OG Pixel gone from Google Store, Pixel C gets Google Assistant

Mobile devices come and go, sometimes faster than we would like. A new model is released every year, sometimes twice a year, and software updates often end two years after launch. As it becomes its own man, Google seems to have also adopted the practice of its OEM partners. Barely two years after it's highly successful debut, the original Pixel and Pixel XL phones have been removed from the Google Store, perhaps making room for the recently spotted Pixel 3.

To some extent, Google may be taking a page out of OnePlus' playbook. Despite being a tech giant, it is, after all, just a small smartphone market. That said, unlike OnePlus, it should be able to hold on to production lines and inventories longer and better than the once small startup. So it's both odd and disappointing that Google practically marked the end of the first Pixel so soon.

The Pixel was nothing short of a miracle. The first "Made by Google" phone, some had doubts whether the Android maker had what it takes to make an Android phone. It surprised the market, especially with its mostly software-based camera tricks. And while the Pixel 2 and Pixel 2 XL were worthy successors, the issues that plague the smartphones may have convinced some buyers to opt for the tried and tested older model instead. Now that option is off the table, at least if they were planning on buying it from the Google Store.

Almost ironic in its timing, another Google Store alumni has just gotten a very tiny reprieve. The Pixel C, the last Google Android tablet, has finally received Google Assistant, years after it has been available for other Android devices, including tablets. Considering the Pixel C is no longer being sold anyway, it's more like Google throwing owners one last bone.

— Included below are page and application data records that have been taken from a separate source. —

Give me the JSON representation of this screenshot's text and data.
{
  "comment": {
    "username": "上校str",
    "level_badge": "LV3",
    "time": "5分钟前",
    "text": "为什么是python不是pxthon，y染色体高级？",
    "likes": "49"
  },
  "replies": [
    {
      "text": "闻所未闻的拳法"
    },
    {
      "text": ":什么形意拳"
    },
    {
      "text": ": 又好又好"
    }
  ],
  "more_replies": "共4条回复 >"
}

Both the Pixel C tablet and the OG Pixel phones still receive software updates, though the Pixel C's support period is soon coming to a close. It seems that Google will be focusing on transforming Chrome OS into a more tablet-friendly form moving forward, leaving Android tablets by the wayside.